Urban regions are increasingly important to the social and environmental quality of our lives at local, regional, national, and global scales. Traditional, compartmentalized approaches to natural resource management in urban areas are no longer effective. Planners, managers, NGOs, and community groups demand new approaches that recognize the diversity of natural resource issues in urban areas and integrate social and ecological knowledge, data, and tools. The goal of this publication is to meet this demand, by articulating and demonstrating a novel approach to planning and management for urban and community forestry stewardship that is both useful and transparent.
We describe a set of stewardship types that we define by their social and ecological constraints and potential goods, benefits and services. We discuss the benefits of using this typology to classify urban areas and assess opportunities for urban and community forestry stewardship. We are careful to distinguish between strategic assessments---questions of what, why, where, and when-and tactical assessments---questions of who, how, and how much---for the purposes of both conservation and restoration of urban communities and ecological systems. The distinction between strategic and tactical assessments is important because policy makers and planners might use different data to develop urban natural resource strategies than mangers and community groups might use to develop tactical plans. Ultimately, our goal in distinguishing between strategic and tactical assessments is not to emphasize one over the other, but to strengthen the linkages between these efforts.

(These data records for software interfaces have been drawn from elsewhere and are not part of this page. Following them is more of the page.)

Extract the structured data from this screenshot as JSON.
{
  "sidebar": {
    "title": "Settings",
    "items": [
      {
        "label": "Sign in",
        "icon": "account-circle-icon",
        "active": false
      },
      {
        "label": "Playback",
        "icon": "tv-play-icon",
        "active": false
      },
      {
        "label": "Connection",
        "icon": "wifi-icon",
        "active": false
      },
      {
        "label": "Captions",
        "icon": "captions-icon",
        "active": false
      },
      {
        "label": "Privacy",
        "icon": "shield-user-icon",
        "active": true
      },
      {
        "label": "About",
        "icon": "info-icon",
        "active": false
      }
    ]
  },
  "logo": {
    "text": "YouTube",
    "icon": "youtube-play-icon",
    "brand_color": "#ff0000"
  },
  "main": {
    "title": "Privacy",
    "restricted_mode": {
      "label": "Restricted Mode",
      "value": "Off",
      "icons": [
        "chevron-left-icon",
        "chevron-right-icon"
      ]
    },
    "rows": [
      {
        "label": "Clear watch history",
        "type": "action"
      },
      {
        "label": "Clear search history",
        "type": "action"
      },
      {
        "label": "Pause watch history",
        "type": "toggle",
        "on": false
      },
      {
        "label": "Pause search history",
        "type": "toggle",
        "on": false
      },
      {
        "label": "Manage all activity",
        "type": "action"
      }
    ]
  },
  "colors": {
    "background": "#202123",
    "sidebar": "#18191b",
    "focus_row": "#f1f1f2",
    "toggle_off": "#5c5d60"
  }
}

We apply our approach to Baltimore City, describing the physical, biological, and social data and analysis we use. The immediate product is a strategic and tactical assessment of urban and community forestry stewardship opportunities in Baltimore City using maps and narratives. We also provide an assessment of which data and analyses were most useful in our analysis, how much the data cost, and how the data can be acquired. Finally, we describe how this approach can be used to monitor and evaluate the outcomes of natural resource stewardship programs. Did a project improve air and water quality, improve access to quality outdoor recreation, enhance a sense of community, or make a neighborhood a more desirable place to live? Ultimately, our intent is that urban planners, managers, NGOs, and community groups can use this approach to make urban areas more desirable places to live, work, and play.